I’ve realized that for the few who care about the mundane in’s and out’s of what you do at cooking school, I haven’t properly described how my days are structured at Ballymaloe! I think technically every morning begins at 9 am, but if you’re there later than 8:30, you’re already late. We also have chores, called “duties,” and some take place before the start of the day, in which case we have to go in earlier. This morning, I was on stock duty, which meant helping to make a fresh batch of chicken stock, something that Ballymaloe has gallons of on-hand at all times to enrich various dishes. My housemate Lucy and I roughly butchered probably 12 chickens with a cleaver in half an hour, so that was a fun start to a Monday morning.
The morning is spent in the kitchens. You and a partner are assigned no more than eight items, sometimes as few as four depending on how complicated they are, to divvy up and prepare from 8:30 to around 11:30. Ballymaloe is pretty special in the fact that there is one teacher to every six students, which is a very low teacher to student ratio for cooking schools. They’re fonts of knowledge and do their best to manage all of our questions and queries throughout the morning. The ideal time to be serving up your plated dishes is at 12, but sometimes everything that could possibly go wrong goes wrong and lunch is as late as 1. You also have to prepare a single serving of everything you cook, presented beautifully, for your teacher to taste and grade.
Whenever lunch is ready to be served, we all eat together in the dining room and brag on each other’s delicious creations, or lift one another up if something didn’t quite turn out. If your kitchen (there are 3 full kitchens here) is on time and you eat around noon, you have a lovely long break until 1:45 where you can sip on some mint tea and soak up some sun, or revel in a little fresh Irish mist. Priority numero uno for me in this precious gap of time is to change out of my chef whites and back into civilian clothes.

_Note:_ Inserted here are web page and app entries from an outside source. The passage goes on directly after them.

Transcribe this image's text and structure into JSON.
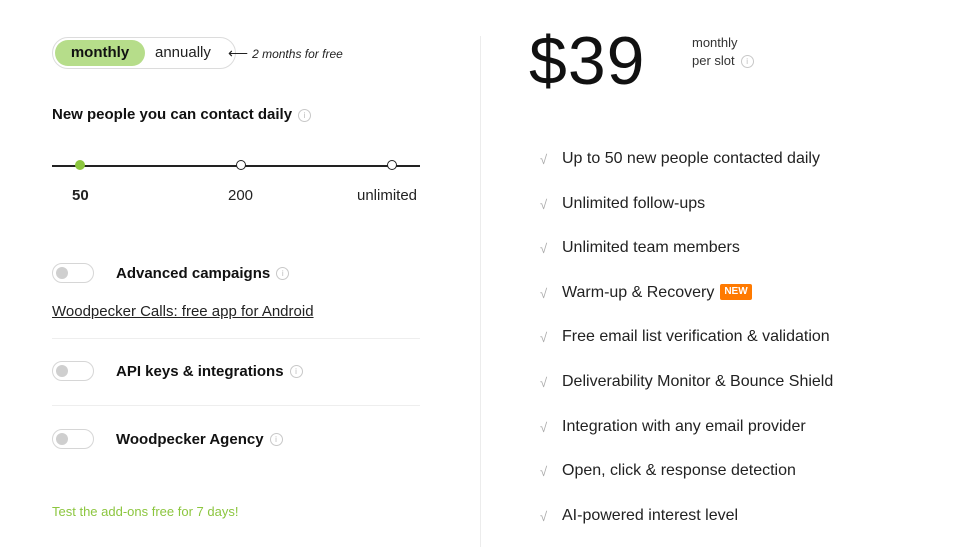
{
  "billing": {
    "monthly_label": "monthly",
    "annually_label": "annually",
    "promo_text": "2 months for free"
  },
  "contacts": {
    "heading": "New people you can contact daily",
    "stops": [
      "50",
      "200",
      "unlimited"
    ],
    "selected": "50"
  },
  "addons": {
    "advanced": "Advanced campaigns",
    "android_link": "Woodpecker Calls: free app for Android",
    "api": "API keys & integrations",
    "agency": "Woodpecker Agency",
    "trial": "Test the add-ons free for 7 days!"
  },
  "pricing": {
    "price": "$39",
    "line1": "monthly",
    "line2": "per slot"
  },
  "features": [
    "Up to 50 new people contacted daily",
    "Unlimited follow-ups",
    "Unlimited team members",
    "Warm-up & Recovery",
    "Free email list verification & validation",
    "Deliverability Monitor & Bounce Shield",
    "Integration with any email provider",
    "Open, click & response detection",
    "AI-powered interest level"
  ],
  "new_badge": "NEW",
  "colors": {
    "accent_green": "#8cc63f",
    "toggle_green": "#b6dd8a",
    "badge_orange": "#ff7a00"
  }
}
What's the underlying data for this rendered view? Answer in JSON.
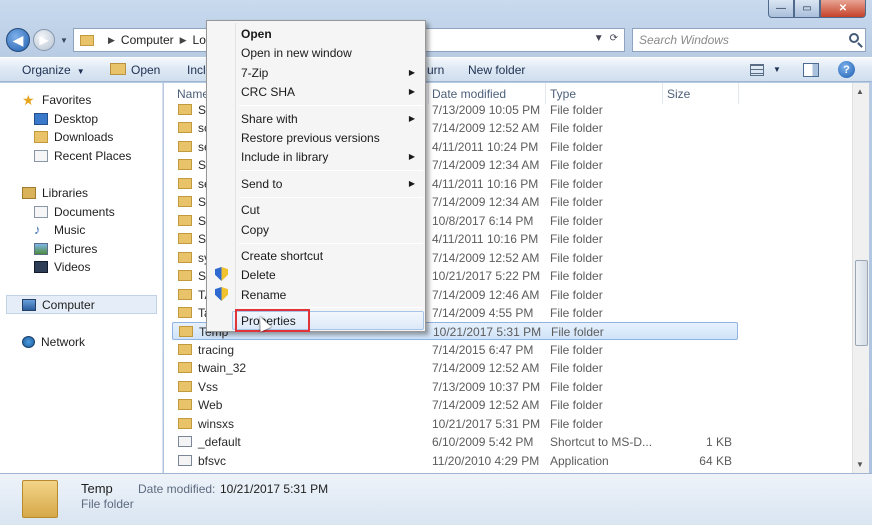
{
  "window": {
    "caption": {
      "minimize": "—",
      "maximize": "▭",
      "close": "✕"
    }
  },
  "address": {
    "crumbs": [
      "Computer",
      "Loc"
    ],
    "search_placeholder": "Search Windows"
  },
  "toolbar": {
    "organize": "Organize",
    "open": "Open",
    "include": "Incl",
    "burn": "urn",
    "new_folder": "New folder"
  },
  "nav": {
    "favorites": "Favorites",
    "desktop": "Desktop",
    "downloads": "Downloads",
    "recent": "Recent Places",
    "libraries": "Libraries",
    "documents": "Documents",
    "music": "Music",
    "pictures": "Pictures",
    "videos": "Videos",
    "computer": "Computer",
    "network": "Network"
  },
  "columns": {
    "name": "Name",
    "date": "Date modified",
    "type": "Type",
    "size": "Size"
  },
  "files": [
    {
      "name": "So",
      "date": "7/13/2009 10:05 PM",
      "type": "File folder",
      "size": ""
    },
    {
      "name": "sc",
      "date": "7/14/2009 12:52 AM",
      "type": "File folder",
      "size": ""
    },
    {
      "name": "se",
      "date": "4/11/2011 10:24 PM",
      "type": "File folder",
      "size": ""
    },
    {
      "name": "Se",
      "date": "7/14/2009 12:34 AM",
      "type": "File folder",
      "size": ""
    },
    {
      "name": "se",
      "date": "4/11/2011 10:16 PM",
      "type": "File folder",
      "size": ""
    },
    {
      "name": "Se",
      "date": "7/14/2009 12:34 AM",
      "type": "File folder",
      "size": ""
    },
    {
      "name": "Sc",
      "date": "10/8/2017 6:14 PM",
      "type": "File folder",
      "size": ""
    },
    {
      "name": "Sp",
      "date": "4/11/2011 10:16 PM",
      "type": "File folder",
      "size": ""
    },
    {
      "name": "sy",
      "date": "7/14/2009 12:52 AM",
      "type": "File folder",
      "size": ""
    },
    {
      "name": "Sy",
      "date": "10/21/2017 5:22 PM",
      "type": "File folder",
      "size": ""
    },
    {
      "name": "TA",
      "date": "7/14/2009 12:46 AM",
      "type": "File folder",
      "size": ""
    },
    {
      "name": "Ta",
      "date": "7/14/2009 4:55 PM",
      "type": "File folder",
      "size": ""
    },
    {
      "name": "Temp",
      "date": "10/21/2017 5:31 PM",
      "type": "File folder",
      "size": ""
    },
    {
      "name": "tracing",
      "date": "7/14/2015 6:47 PM",
      "type": "File folder",
      "size": ""
    },
    {
      "name": "twain_32",
      "date": "7/14/2009 12:52 AM",
      "type": "File folder",
      "size": ""
    },
    {
      "name": "Vss",
      "date": "7/13/2009 10:37 PM",
      "type": "File folder",
      "size": ""
    },
    {
      "name": "Web",
      "date": "7/14/2009 12:52 AM",
      "type": "File folder",
      "size": ""
    },
    {
      "name": "winsxs",
      "date": "10/21/2017 5:31 PM",
      "type": "File folder",
      "size": ""
    },
    {
      "name": "_default",
      "date": "6/10/2009 5:42 PM",
      "type": "Shortcut to MS-D...",
      "size": "1 KB"
    },
    {
      "name": "bfsvc",
      "date": "11/20/2010 4:29 PM",
      "type": "Application",
      "size": "64 KB"
    }
  ],
  "context_menu": {
    "open": "Open",
    "open_new_window": "Open in new window",
    "zip": "7-Zip",
    "crc": "CRC SHA",
    "share_with": "Share with",
    "restore": "Restore previous versions",
    "include_library": "Include in library",
    "send_to": "Send to",
    "cut": "Cut",
    "copy": "Copy",
    "create_shortcut": "Create shortcut",
    "delete": "Delete",
    "rename": "Rename",
    "properties": "Properties",
    "submenu_arrow": "▶"
  },
  "details": {
    "name": "Temp",
    "date_label": "Date modified:",
    "date": "10/21/2017 5:31 PM",
    "type": "File folder"
  },
  "colors": {
    "selection_border": "#8fb4e3",
    "highlight_box": "#e0343a"
  }
}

Starting at 1:45 are the afternoons demonstrations. We cover a packet of around 30+ pages full of recipes that we will be making the next morning. Demonstration leaders have ranged from Darina Allen, of course, her daughter-in-law Rachel, and one of our amazing teachers named Pam. For the last week, however, we’ve been given demonstrations by the cookery school’s other co-founder, Darina’s brother Rory O’Connell.
Rory was the head chef at Ballymaloe House for 10 years and has been awarded the title of Ireland’s Chef of the Year twice. He’s spent more than 20 years working in kitchens all over the world, so we basically just lap up every word he says. We’d hang on the end of his every word if he were the dullest person on the planet, but the last week has been particularly entertaining because Rory is a hoot. And I genuinely don’t think he knows he’s being funny.

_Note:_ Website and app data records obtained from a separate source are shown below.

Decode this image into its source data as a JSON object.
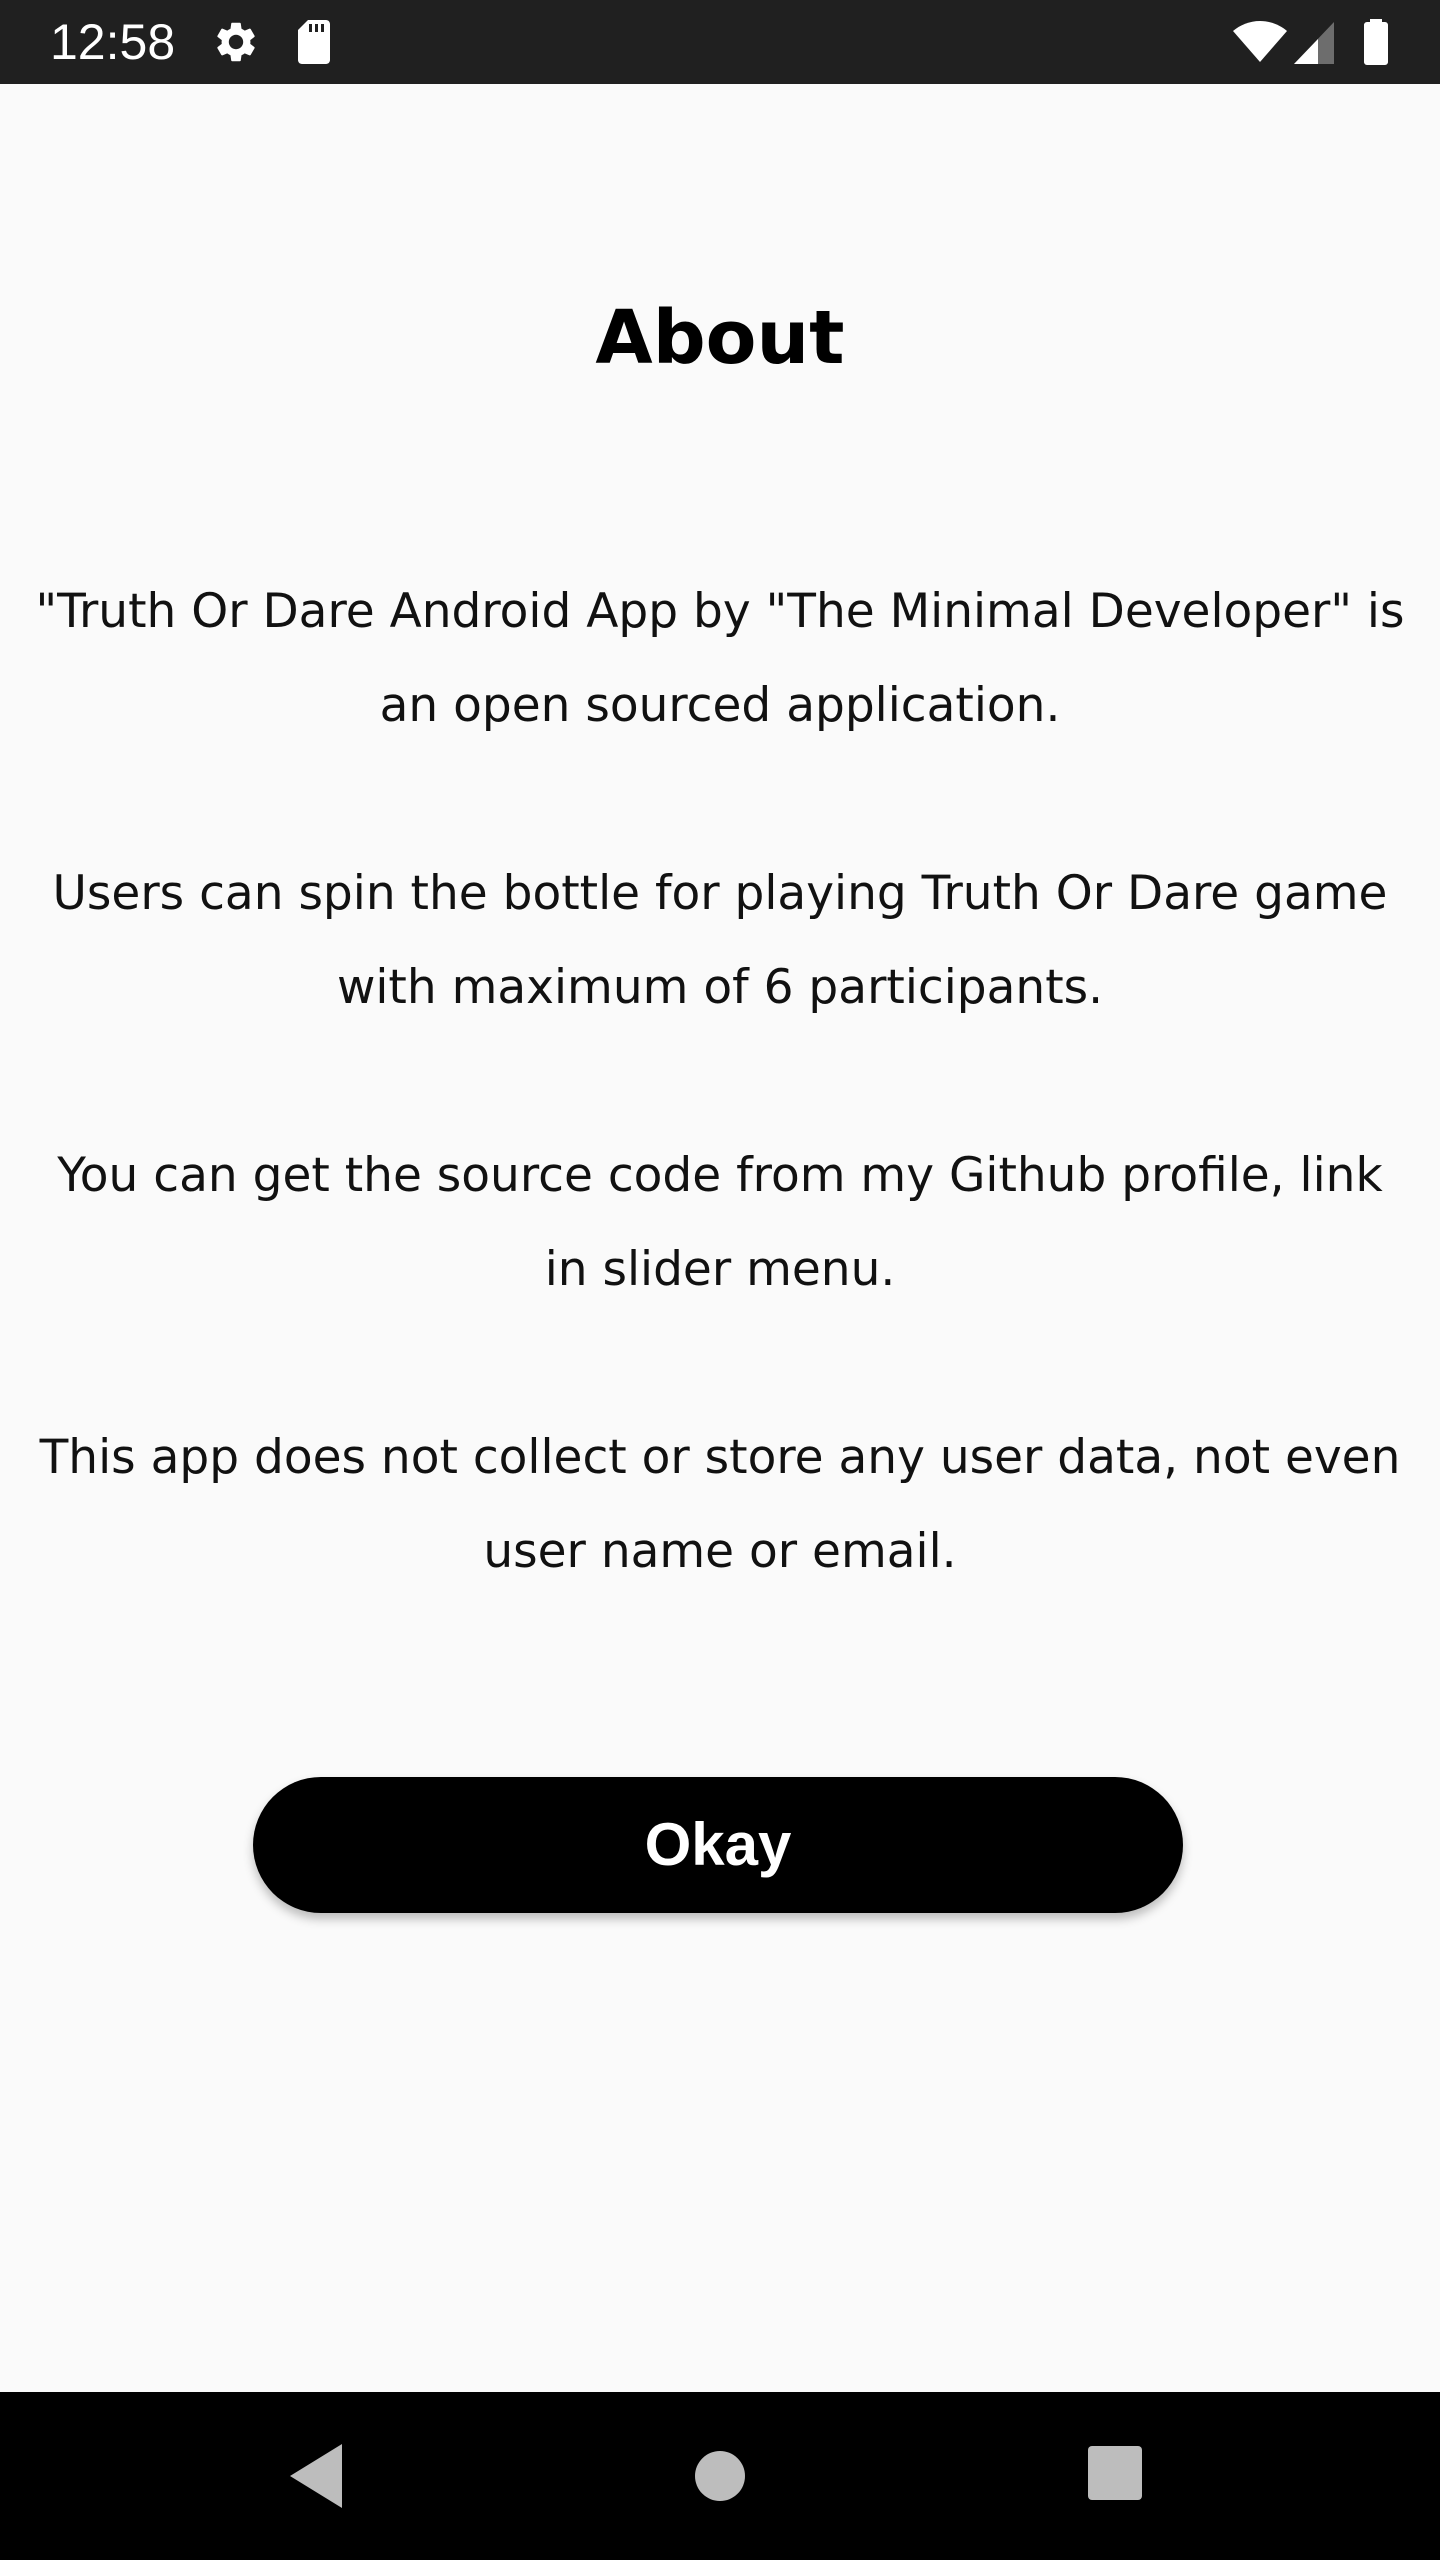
{
  "status_bar": {
    "time": "12:58",
    "icons": [
      "gear-icon",
      "sd-card-icon",
      "wifi-icon",
      "cell-signal-icon",
      "battery-icon"
    ]
  },
  "about": {
    "title": "About",
    "paragraphs": [
      "\"Truth Or Dare Android App by \"The Minimal Developer\" is an open sourced application.",
      "Users can spin the bottle for playing Truth Or Dare game with maximum of 6 participants.",
      "You can get the source code from my Github profile, link in slider menu.",
      "This app does not collect or store any user data, not even user name or email."
    ],
    "okay_label": "Okay"
  },
  "nav_bar": {
    "icons": [
      "back-icon",
      "home-icon",
      "recents-icon"
    ]
  },
  "colors": {
    "status_bar_bg": "#202020",
    "page_bg": "#fafafa",
    "button_bg": "#000000",
    "button_text": "#ffffff",
    "nav_bar_bg": "#000000"
  }
}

Standing in front of us with stylishly-cut white hair and tortoise-shell glasses, Rory works though the afternoon’s demonstrations. He usually has his head down, chipping away at the recipes, showing his consideration for every part of the imaginary diner’s experience. He says some of the funniest things, as if they are half thoughts, with his voice trailing off at the end.
During the demo for the chocolate pudding, the final step is to gently fold in the fluffy egg whites. He has a particular method of doing this in which he first adds just a single blob of egg white to the batter and incorporates it, making the mixture “more receptive” to a gradual folding in of the rest of the egg whites.

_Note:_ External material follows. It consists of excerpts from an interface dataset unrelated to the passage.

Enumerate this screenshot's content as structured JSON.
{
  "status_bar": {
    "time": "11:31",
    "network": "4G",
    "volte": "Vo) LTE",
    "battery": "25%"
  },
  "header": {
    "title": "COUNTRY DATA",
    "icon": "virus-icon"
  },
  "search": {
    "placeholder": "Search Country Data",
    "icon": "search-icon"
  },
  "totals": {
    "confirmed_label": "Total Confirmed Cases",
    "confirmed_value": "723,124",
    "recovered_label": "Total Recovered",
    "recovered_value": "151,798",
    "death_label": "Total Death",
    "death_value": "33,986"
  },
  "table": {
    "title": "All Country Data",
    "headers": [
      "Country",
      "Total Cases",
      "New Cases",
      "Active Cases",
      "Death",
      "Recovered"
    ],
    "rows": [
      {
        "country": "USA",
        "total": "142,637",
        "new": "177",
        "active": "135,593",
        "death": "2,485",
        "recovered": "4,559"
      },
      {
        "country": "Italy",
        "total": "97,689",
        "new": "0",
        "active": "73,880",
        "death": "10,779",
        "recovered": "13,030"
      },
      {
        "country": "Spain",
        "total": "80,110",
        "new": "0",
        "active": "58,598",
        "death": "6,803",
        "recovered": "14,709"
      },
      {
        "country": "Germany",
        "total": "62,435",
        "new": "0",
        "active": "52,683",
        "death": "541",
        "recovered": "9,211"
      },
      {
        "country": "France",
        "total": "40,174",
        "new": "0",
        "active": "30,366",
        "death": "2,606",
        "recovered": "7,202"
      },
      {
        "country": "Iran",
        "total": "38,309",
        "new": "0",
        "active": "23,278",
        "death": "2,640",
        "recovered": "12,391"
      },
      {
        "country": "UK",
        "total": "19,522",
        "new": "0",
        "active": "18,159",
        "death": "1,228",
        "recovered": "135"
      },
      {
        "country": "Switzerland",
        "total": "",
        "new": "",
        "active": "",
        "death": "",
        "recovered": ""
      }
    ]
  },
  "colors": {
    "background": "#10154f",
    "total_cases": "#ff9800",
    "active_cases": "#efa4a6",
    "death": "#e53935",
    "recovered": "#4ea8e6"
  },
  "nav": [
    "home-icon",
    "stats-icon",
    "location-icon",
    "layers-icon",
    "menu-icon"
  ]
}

First of all, he talks about food as if it has personality and feelings. It’s hilarious while also being incredibly accurate and a helpful perspective. Egg whites don’t like to be violently whisked in. Yeast likes to be warm and have a snack of treacle or honey. Cabbage hates sitting around after it’s been cooked. He just gets it.
Anyway, back to the pudding. When adding in the bulk of the egg whites, without looking up and fastidiously folding, he says very seriously, “Now, don’t let the egg whites bully you!” Because there is always that one cook who can’t stand to see a lump of egg white in a beautifully silky chocolatey mixture, when you could spend 20 minutes making it completely smooth to no real advantage. Even as I write it, I know I can’t do him justice. You’ll just have to sign up for a weeklong course and see for yourself!
Here are a few more Rory-isms: After finishing a beautifully refined presentation of prawns on brown yeast bread cut into rounds, with intricately placed tips of watercress leaves, and homemade mayonnaise, he said “You’d need your head examined to think of doing this in a cafe or something. You’d never want to do this kind of thing for 500 people. Maybe 50.” We all looked at each other because that presentation took a solid 10 minutes and even 50 sounded steep…
When garnishing another dish, he told us to “let the sorrel be the exclamation point.” Never in my life did I think a perennial herb on a dish could be exclamatory, but Rory makes you think otherwise.
Every morning, I walk through the school to my kitchen, kitchen three, and look out onto a small garden right off the demo room and can’t believe I’m here. I can’t believe I get to take in this view with a glass of coffee (I’ll save the glasses for coffee for another blog), and create all day. And that I get to share every bit of it with my mom (who’s sharing even more Rory-isms over on her blog so go have a read!).
Until next time!